This paper examines existing literature with information regarding forecasting methods in modern corporations. It reviews the views provided in the literature to drawing a conclusion on the different aspects to which they see forecasting methods. We get an in-depth insight into the two broad forms of forecasting methods namely qualitative versus quantitative versions of forecasting.
According to Whaley (2010), forecasting methods are methods used by businesses to foretell specific events that are in-line with the business employing the methods. The forecasting methods will mainly used specific data that pertain to the businesses daily activities, that is past, present and future activities hence drawing a near certain picture of what to expect. On the other hand, Hyndman (2009) indicates that forecasting methods are used to identify short, medium or long-term forecast. Short-term forecasts are those that are used for scheduling of transportation, personnel etc. Medium term forecasts enable these corporations to determine resource requirements such as raw materials while long-term forecasts help them in strategic planning. In this case, decisions must factor in opportunities, environment as well as internal resources. Some of the forecasting methods mentioned by Hyndman (2009) include time series methods, explanatory models for forecasting and data mining methods for business forecasting.
Mentzer & Kahn (1995) suggest that forecasting methods can be broadly divided into two categories: Quantitative and qualitative. Quantitative forecasting methods focus more on mathematically based models such as exponential smoothing, moving average, regression, neural network but to say a few. Qualitative forecasting features methods that are intuitive and/or subjective models. Such methods include sales force composite, jury/execution opinion and customer expectations.
Regression analysis is another quantitative forecasting method. They say that it relates sales to one or more independent variables (Wilson & Keating, 1994). Wilson & Keating (1994) also mention moving average, which is an average of specific past observation used to make future expectations, as another form of quantitative forecasting method. Another quantitative forecasting method they mention is Box – Jenkins. In this model, they focus on the correlative structure of sales data to develop a moving average from previous sales and foreseeable errors.
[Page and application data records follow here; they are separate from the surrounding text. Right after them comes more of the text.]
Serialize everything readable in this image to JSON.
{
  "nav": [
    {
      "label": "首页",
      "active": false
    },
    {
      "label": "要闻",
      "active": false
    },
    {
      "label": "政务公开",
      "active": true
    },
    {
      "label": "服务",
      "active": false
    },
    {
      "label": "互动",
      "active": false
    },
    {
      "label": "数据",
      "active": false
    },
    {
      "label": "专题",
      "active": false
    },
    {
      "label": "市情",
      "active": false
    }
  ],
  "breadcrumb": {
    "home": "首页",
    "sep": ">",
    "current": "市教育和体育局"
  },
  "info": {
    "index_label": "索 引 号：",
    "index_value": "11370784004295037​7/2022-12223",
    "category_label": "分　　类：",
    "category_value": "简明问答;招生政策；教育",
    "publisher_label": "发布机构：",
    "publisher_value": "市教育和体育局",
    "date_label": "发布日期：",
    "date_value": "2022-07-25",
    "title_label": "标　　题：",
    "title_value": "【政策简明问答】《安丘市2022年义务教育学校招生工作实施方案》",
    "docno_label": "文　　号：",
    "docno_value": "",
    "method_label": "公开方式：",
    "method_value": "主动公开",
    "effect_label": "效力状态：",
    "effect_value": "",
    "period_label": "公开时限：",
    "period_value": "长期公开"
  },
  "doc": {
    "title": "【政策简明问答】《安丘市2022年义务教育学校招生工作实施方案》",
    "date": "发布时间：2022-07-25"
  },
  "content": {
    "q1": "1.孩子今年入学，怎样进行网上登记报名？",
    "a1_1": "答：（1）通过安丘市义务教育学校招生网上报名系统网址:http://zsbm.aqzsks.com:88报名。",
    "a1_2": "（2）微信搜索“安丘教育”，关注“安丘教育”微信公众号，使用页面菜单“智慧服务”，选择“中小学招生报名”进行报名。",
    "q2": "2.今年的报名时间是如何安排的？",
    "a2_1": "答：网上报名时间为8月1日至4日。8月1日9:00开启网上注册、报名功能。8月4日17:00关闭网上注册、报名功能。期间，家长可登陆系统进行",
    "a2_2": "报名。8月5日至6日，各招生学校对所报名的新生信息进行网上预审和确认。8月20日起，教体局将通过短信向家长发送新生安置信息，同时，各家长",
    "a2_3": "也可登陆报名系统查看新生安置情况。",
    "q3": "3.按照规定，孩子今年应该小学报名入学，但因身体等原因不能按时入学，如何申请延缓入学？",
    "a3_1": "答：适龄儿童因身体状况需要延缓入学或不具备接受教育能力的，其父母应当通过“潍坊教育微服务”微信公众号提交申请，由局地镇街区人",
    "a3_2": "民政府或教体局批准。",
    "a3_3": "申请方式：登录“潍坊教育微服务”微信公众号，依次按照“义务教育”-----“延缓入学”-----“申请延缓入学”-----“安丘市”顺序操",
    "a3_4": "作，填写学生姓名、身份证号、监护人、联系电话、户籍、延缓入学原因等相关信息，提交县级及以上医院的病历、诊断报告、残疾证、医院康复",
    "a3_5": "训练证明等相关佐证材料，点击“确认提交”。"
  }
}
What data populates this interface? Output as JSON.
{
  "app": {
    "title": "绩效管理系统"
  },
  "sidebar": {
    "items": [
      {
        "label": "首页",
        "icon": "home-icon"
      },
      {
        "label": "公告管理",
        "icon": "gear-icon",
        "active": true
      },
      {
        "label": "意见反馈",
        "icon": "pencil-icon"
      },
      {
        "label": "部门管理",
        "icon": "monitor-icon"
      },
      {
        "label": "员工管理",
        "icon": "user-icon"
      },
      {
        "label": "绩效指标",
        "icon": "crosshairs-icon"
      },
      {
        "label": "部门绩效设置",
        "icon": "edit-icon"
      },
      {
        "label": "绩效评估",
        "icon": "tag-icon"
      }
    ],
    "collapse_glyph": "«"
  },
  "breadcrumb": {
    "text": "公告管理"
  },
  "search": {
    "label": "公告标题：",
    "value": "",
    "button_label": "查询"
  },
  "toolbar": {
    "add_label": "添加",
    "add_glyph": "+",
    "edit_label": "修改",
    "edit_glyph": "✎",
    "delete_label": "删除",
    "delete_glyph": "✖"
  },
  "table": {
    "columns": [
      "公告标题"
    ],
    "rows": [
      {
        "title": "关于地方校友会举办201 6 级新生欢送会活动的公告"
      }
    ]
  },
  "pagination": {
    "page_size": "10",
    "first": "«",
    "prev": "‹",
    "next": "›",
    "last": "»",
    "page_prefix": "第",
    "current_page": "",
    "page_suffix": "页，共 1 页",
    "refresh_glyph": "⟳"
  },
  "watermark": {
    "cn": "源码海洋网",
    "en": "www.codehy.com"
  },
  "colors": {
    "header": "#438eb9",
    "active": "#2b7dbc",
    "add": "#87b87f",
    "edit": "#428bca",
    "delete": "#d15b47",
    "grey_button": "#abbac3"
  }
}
Another major quantitative model that is mentioned by the two authors is the life cycle analysis. In this model, the forecast judges the product by placing it either in the introduction, growth, maturity or declining stage of its lifecycle. The two authors continue to mention qualitative methods such as sale force composite. They state that it uses the combined forecast of each salesperson. They also mention the Delphi model as another qualitative model that uses the wisdom of experts but with the advantage of their anonymity unlike the jury of executive opinion that uses the executives’ opinion to come up with a result without their anonymity being guaranteed.
The short term forecasting methods enable lower level management achieve their objectives, medium term models on the other hand help out in the determination of future resource requirements which goes a long way to prevent under or overstocking. Long-term methods, which are more important, compared to the rest help management, make crucial futuristic decisions. It is possible to conclude that forecasting methods both quantitative and qualitative are essential when it comes making certain corporate decisions that will affect its sales in the future whether short, medium or long term. When applied correctly the can help avert certain choices that may mean total failure on the part of corporate leadership.
Kress, M. (1995). Qualitative and quantitative models. Forecasting Methods, 4(2), 36-47
Hyndman, R. (2009). Forecasting, Planning and Goals. Business Forecasting Methods, 5(1),
Mentzer, J. & Kahn, B. (1995). Quantitative and qualitative forecasting Models. Business Forecasting Methods,3(1), 102 -120.
Whaley, R. (2010). The Strategy Planning Society. Forecasting. Retrieved from